## TASK BRIEF:
A complete response lists each line of the data below that includes the word "Городская".

[Dataset rows for apps and sites]
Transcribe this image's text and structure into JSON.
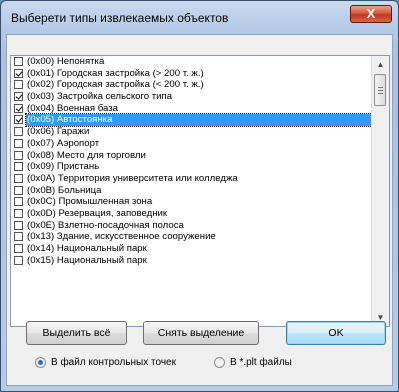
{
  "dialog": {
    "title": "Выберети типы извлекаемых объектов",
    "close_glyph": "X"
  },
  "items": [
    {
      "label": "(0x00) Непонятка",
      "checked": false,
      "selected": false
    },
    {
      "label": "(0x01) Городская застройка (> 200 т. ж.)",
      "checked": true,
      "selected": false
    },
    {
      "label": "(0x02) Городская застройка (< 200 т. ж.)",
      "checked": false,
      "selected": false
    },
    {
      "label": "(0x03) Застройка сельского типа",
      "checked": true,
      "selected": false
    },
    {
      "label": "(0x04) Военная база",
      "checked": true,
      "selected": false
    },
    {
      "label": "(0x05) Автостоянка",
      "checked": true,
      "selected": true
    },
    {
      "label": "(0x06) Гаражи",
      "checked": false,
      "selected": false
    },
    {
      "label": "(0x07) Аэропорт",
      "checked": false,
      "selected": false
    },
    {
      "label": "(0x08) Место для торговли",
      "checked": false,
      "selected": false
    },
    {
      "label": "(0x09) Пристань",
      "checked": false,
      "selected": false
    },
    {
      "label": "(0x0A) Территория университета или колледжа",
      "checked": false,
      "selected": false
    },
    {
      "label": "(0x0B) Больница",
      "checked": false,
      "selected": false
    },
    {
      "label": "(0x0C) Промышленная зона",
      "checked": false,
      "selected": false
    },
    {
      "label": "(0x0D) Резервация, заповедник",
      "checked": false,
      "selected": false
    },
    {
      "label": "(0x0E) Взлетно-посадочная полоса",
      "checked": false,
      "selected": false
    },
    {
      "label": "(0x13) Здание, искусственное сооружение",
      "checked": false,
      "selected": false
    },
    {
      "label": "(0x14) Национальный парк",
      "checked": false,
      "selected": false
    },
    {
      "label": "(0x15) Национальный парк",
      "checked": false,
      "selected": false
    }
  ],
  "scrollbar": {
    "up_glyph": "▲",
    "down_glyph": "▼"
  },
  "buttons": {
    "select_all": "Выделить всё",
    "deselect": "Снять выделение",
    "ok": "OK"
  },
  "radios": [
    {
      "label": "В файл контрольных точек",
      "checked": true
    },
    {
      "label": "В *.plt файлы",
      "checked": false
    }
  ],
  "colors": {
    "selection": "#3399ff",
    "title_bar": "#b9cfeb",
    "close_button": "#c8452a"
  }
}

## EXERCISE SOLUTION:
      "label": "(0x01) Городская застройка (> 200 т. ж.)",
      "label": "(0x02) Городская застройка (< 200 т. ж.)",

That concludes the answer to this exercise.